Here’s the Post again: “The picture of the national security landscape that the 12-person commission sketched is a bleak one, in which an American military that has enjoyed undisputed dominance for decades is failing to receive the resources, innovation and prioritization its leaders need to outmuscle China and Russia in a race for military might reminiscent of the Cold War.”
This is America! Do we have politicians who can stand up to this? Why is military spending and the waging of war the one topic that is verboten in national discourse, even when progressive politicians are doing the speaking? Bernie Sanders, for instance, in a recent article (also in the Washington Post), laid out an extensive progressive agenda that included Medicare for all, debt-free college tuition, immigration reform, raising the minimum wage and much more . . . with zero mention of military spending, our demonic suction tube.
Apparently you can’t get too close to the national governmental structure without surrendering all opposition to — all awareness of — Lucifer’s control over foreign policy.
Hartung writes: “We should be spending less time figuring out how to fight wars with Russia, China, Iran, or any other nation, and more on how to forge partnerships to address the biggest challenges to continued life on this planet: climate change and nuclear weapons. But the new report is silent on the first problem, while on the second, it has not one discouraging word for the Pentagon’s dangerous, counterproductive plan to spend $1.2 trillion on a new generation of nuclear weapons over the next three decades.”

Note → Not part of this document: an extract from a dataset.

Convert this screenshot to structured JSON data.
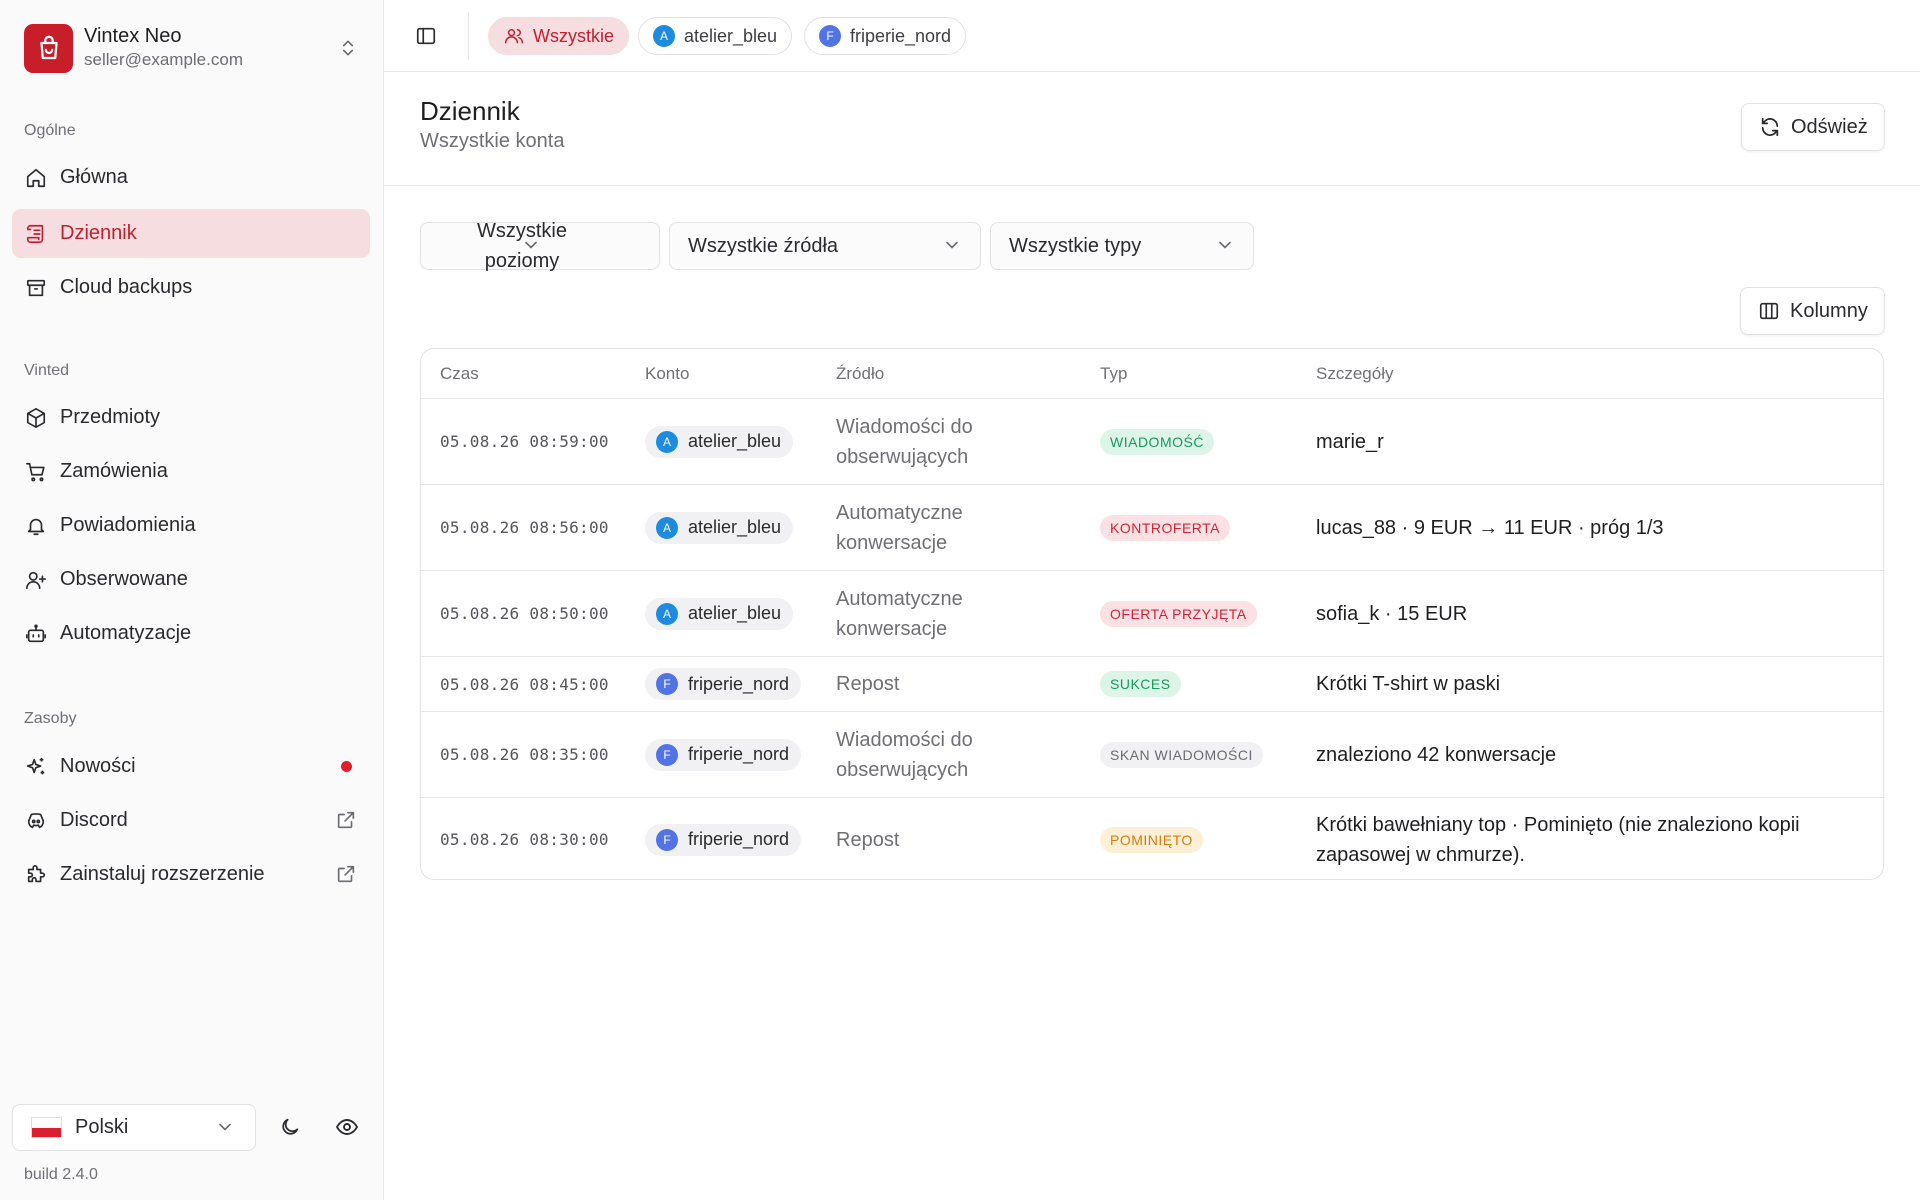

Despite the hope and possibility bubbling from the big Dem midterm wins, transformative change — challenging the war lobby — will not happen today or tomorrow or anytime soon, and certainly not without serious public pressure. Benjamin and Davies suggest one place to start: signing a petition calling on “all Democrats who aspire to chair Congressional committees in the new Congress to return campaign contributions from the arms industry and stop accepting them from now on.”
Let’s jam the suction tube.